Task to complete >>
Would you copy all lines in the data that contain the word "title"?

*** Data section ***

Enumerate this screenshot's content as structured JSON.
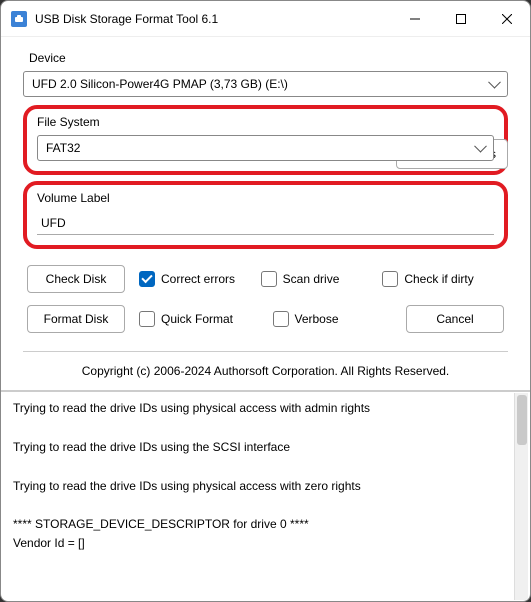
{
  "window": {
    "title": "USB Disk Storage Format Tool 6.1"
  },
  "labels": {
    "device": "Device",
    "file_system": "File System",
    "volume_label": "Volume Label"
  },
  "device": {
    "selected": "UFD 2.0  Silicon-Power4G  PMAP (3,73 GB) (E:\\)"
  },
  "file_system": {
    "selected": "FAT32"
  },
  "volume_label": {
    "value": "UFD"
  },
  "buttons": {
    "refresh": "Refresh Devices",
    "check_disk": "Check Disk",
    "format_disk": "Format Disk",
    "cancel": "Cancel"
  },
  "checkboxes": {
    "correct_errors": "Correct errors",
    "scan_drive": "Scan drive",
    "check_if_dirty": "Check if dirty",
    "quick_format": "Quick Format",
    "verbose": "Verbose"
  },
  "copyright": "Copyright (c) 2006-2024 Authorsoft Corporation. All Rights Reserved.",
  "log": {
    "lines": [
      "Trying to read the drive IDs using physical access with admin rights",
      "Trying to read the drive IDs using the SCSI interface",
      "Trying to read the drive IDs using physical access with zero rights",
      "**** STORAGE_DEVICE_DESCRIPTOR for drive 0 ****",
      "Vendor Id = []"
    ]
  }
}
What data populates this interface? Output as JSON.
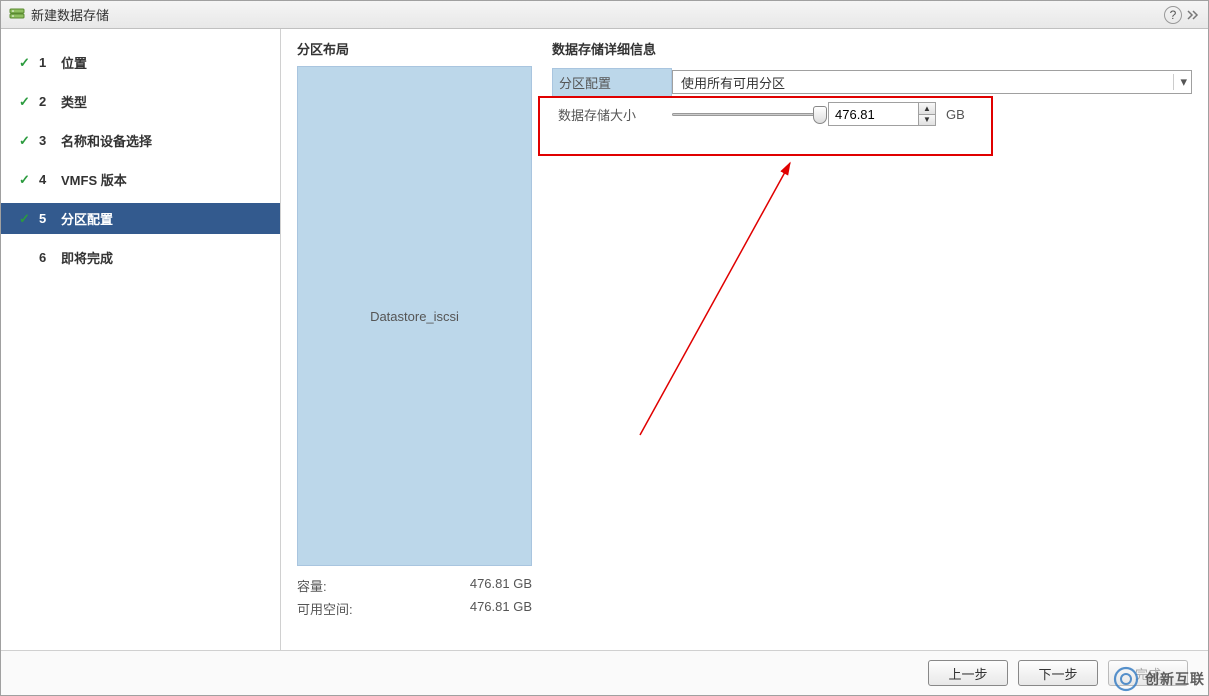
{
  "dialog": {
    "title": "新建数据存储"
  },
  "steps": [
    {
      "num": "1",
      "label": "位置",
      "done": true
    },
    {
      "num": "2",
      "label": "类型",
      "done": true
    },
    {
      "num": "3",
      "label": "名称和设备选择",
      "done": true
    },
    {
      "num": "4",
      "label": "VMFS 版本",
      "done": true
    },
    {
      "num": "5",
      "label": "分区配置",
      "done": true,
      "active": true
    },
    {
      "num": "6",
      "label": "即将完成",
      "done": false
    }
  ],
  "layout": {
    "title": "分区布局",
    "datastore_name": "Datastore_iscsi",
    "capacity_label": "容量:",
    "capacity_value": "476.81 GB",
    "free_label": "可用空间:",
    "free_value": "476.81 GB"
  },
  "details": {
    "title": "数据存储详细信息",
    "partition_config_label": "分区配置",
    "partition_config_value": "使用所有可用分区",
    "size_label": "数据存储大小",
    "size_value": "476.81",
    "size_unit": "GB"
  },
  "footer": {
    "back": "上一步",
    "next": "下一步",
    "finish": "完成"
  },
  "watermark": {
    "text": "创新互联"
  }
}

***

Response box >>
    "title": "USB Disk Storage Format Tool 6.1"
    "title": "新建数据存储"
    "title": "分区布局",
    "title": "数据存储详细信息",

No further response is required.